**About this exercise**
Only the pictures are to be left out; the listing itself is repeated exactly.

◆ ◆ ◆ ◆

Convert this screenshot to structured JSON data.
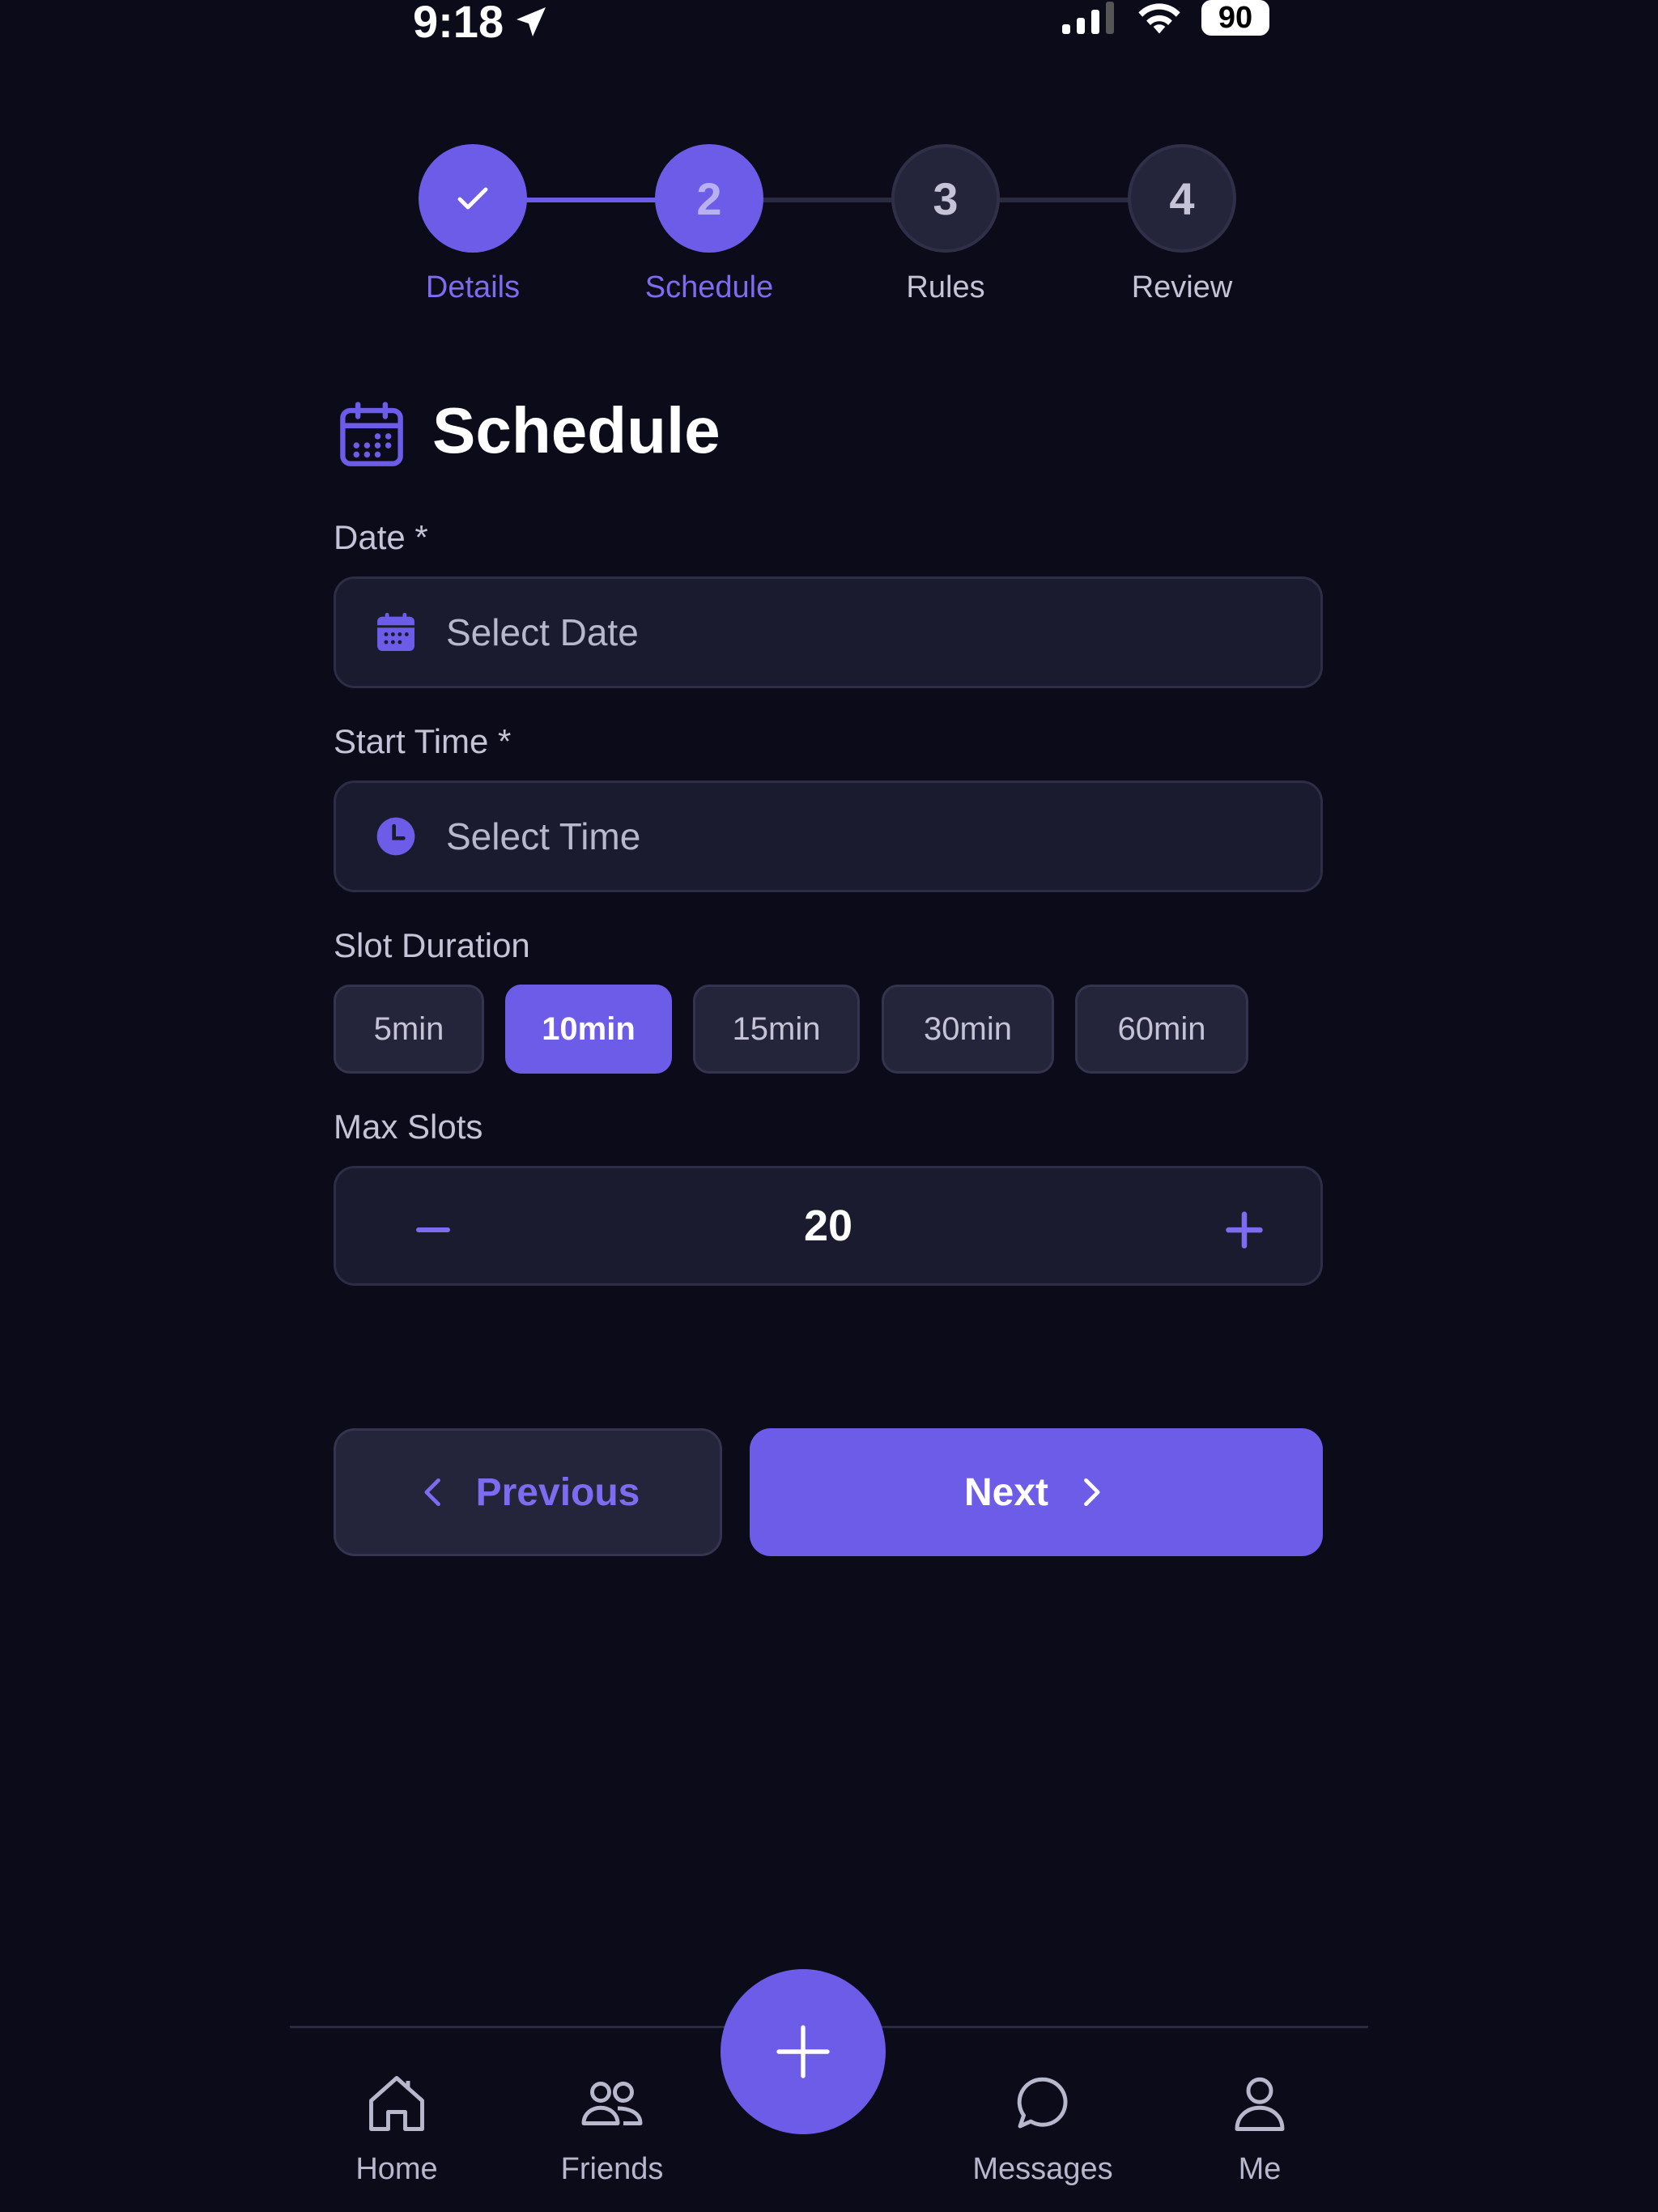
{
  "status_bar": {
    "time": "9:18",
    "battery": "90"
  },
  "stepper": {
    "steps": [
      {
        "number": "",
        "label": "Details",
        "state": "complete"
      },
      {
        "number": "2",
        "label": "Schedule",
        "state": "active"
      },
      {
        "number": "3",
        "label": "Rules",
        "state": "upcoming"
      },
      {
        "number": "4",
        "label": "Review",
        "state": "upcoming"
      }
    ]
  },
  "section": {
    "title": "Schedule",
    "icon": "calendar-icon"
  },
  "form": {
    "date_label": "Date *",
    "date_placeholder": "Select Date",
    "time_label": "Start Time *",
    "time_placeholder": "Select Time",
    "duration_label": "Slot Duration",
    "durations": [
      "5min",
      "10min",
      "15min",
      "30min",
      "60min"
    ],
    "selected_duration": "10min",
    "max_slots_label": "Max Slots",
    "max_slots_value": "20"
  },
  "actions": {
    "previous_label": "Previous",
    "next_label": "Next"
  },
  "bottom_nav": {
    "items": [
      {
        "label": "Home",
        "icon": "home-icon"
      },
      {
        "label": "Friends",
        "icon": "friends-icon"
      },
      {
        "label": "Messages",
        "icon": "messages-icon"
      },
      {
        "label": "Me",
        "icon": "profile-icon"
      }
    ],
    "fab_icon": "plus-icon"
  },
  "colors": {
    "background": "#0b0b1a",
    "accent": "#6c5ce7",
    "surface": "#1b1b2f",
    "muted_text": "#b8b8cc"
  }
}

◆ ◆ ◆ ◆

**Solved exercise**
Convert this screenshot to structured JSON data.
{
  "status_bar": {
    "time": "9:18",
    "battery": "90"
  },
  "stepper": {
    "steps": [
      {
        "number": "",
        "label": "Details",
        "state": "complete"
      },
      {
        "number": "2",
        "label": "Schedule",
        "state": "active"
      },
      {
        "number": "3",
        "label": "Rules",
        "state": "upcoming"
      },
      {
        "number": "4",
        "label": "Review",
        "state": "upcoming"
      }
    ]
  },
  "section": {
    "title": "Schedule",
    "icon": "calendar-icon"
  },
  "form": {
    "date_label": "Date *",
    "date_placeholder": "Select Date",
    "time_label": "Start Time *",
    "time_placeholder": "Select Time",
    "duration_label": "Slot Duration",
    "durations": [
      "5min",
      "10min",
      "15min",
      "30min",
      "60min"
    ],
    "selected_duration": "10min",
    "max_slots_label": "Max Slots",
    "max_slots_value": "20"
  },
  "actions": {
    "previous_label": "Previous",
    "next_label": "Next"
  },
  "bottom_nav": {
    "items": [
      {
        "label": "Home",
        "icon": "home-icon"
      },
      {
        "label": "Friends",
        "icon": "friends-icon"
      },
      {
        "label": "Messages",
        "icon": "messages-icon"
      },
      {
        "label": "Me",
        "icon": "profile-icon"
      }
    ],
    "fab_icon": "plus-icon"
  },
  "colors": {
    "background": "#0b0b1a",
    "accent": "#6c5ce7",
    "surface": "#1b1b2f",
    "muted_text": "#b8b8cc"
  }
}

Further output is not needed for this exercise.